Though the page’s profanities went viral — and RadioShack disavowed the account as “unofficial” — we never got a definitive answer about the person behind it. Whoever they are, they’ve kept up a steady stream of mockery and abuse, which would seem to point toward a standard troll. “Bring your mother in today so we can tell her to fuck off!” they wrote on Mother’s Day; a few weeks later, they advertised a Fourth of July “flash sale” — “You can fuck off 4 times for the price of one!” Yet mixed in with these one-liners are posts that suggest the author had actually held a shitty retail job with the company.

That we can’t tell a deliberate goof from a legitimate grievance says a lot about our nostalgia for a bygone age of retail — the disgruntled or oddball clerks we sought help from before Amazon and Google took over — and the liminal space those dead franchises now occupy. A similar phenomenon attended the success of @loneblockbuster, a Twitter account styled as the voice of the “last” Blockbuster Video store in operation. In reality, a handful of Blockbusters remain open, none of them at the Oak Lawn Shopping Center of Oak Lawn, Illinois. No matter: The parody serves as a perfect homage, indistinguishable from how we remember the real thing.

What a delight, too, when we see these brick-and-mortar chains, doomed along with the American mall by a cataclysm known as the “retail apocalypse,” resurrected in the web media that foretold their extinction. RadioShack was never meant to have a Facebook presence, nor Blockbuster a Twitter account. The incongruity is like Edison using a cell phone, the past reaching out to take ghostly hold of the future. These jokes are less eulogy than mythmaking, and they carve out virtual real estate for the names that once dotted our suburbanscapes.

As Proust taught us, memory is a sensory mechanism.

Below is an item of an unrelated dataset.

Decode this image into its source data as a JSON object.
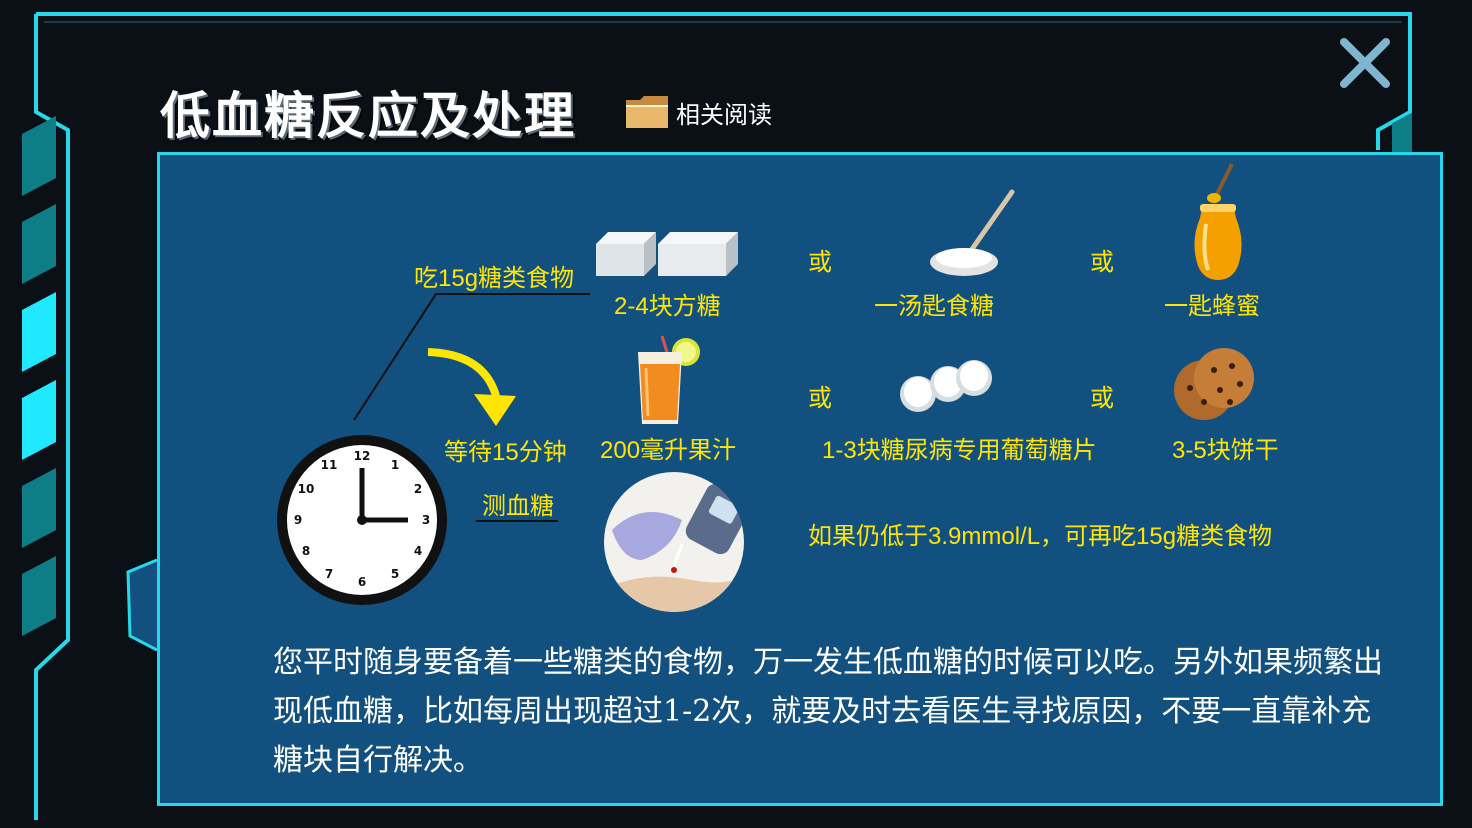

We recall the inimitable candy-and-carpet aroma of Blockbuster, the gleaming rows of shrinkwrapped CDs at Tower and Virgin and Sam Goody, the buzzing fluorescent lights in Caldor or the pleasing hush of a Borders Books. We think back on the polo-shirted teens who braved acne outbreaks to make a few bucks as theoretical experts on the different kinds of soccer balls sold at Sports Authority. These inputs linger, tactile and vivid. What will we remember of ordering a new laptop from Apple.com — or even buying it in their sterile glass store, which mimics the frictionless online experience — the way we remember trying out desktop PCs in the CompUSA showroom?

Funny how capitalism’s focus on improvement makes us fond of the old imperfections. What I wouldn’t give to pick a movie off a staff recommendations shelf instead of according to some heartless algorithm. Or to unearth a lost gem because the film I wanted wasn’t available — to browse real shelves, not a site index, guided by my eyes and hands instead of keywords. This shopping was never an organic art, but it gave us movement, perhaps even agency. The chain stores merged with each other as they bulldozed mom-and-pop precursors, finally establishing a monoculture that, while limiting choice, allowed a common understanding of what America held dear. Would the nation be this polarized if we all still had to go to RadioShack and tell the surly cashier our zip code to buy batteries? If only we could reset our digital alarm clocks and find out.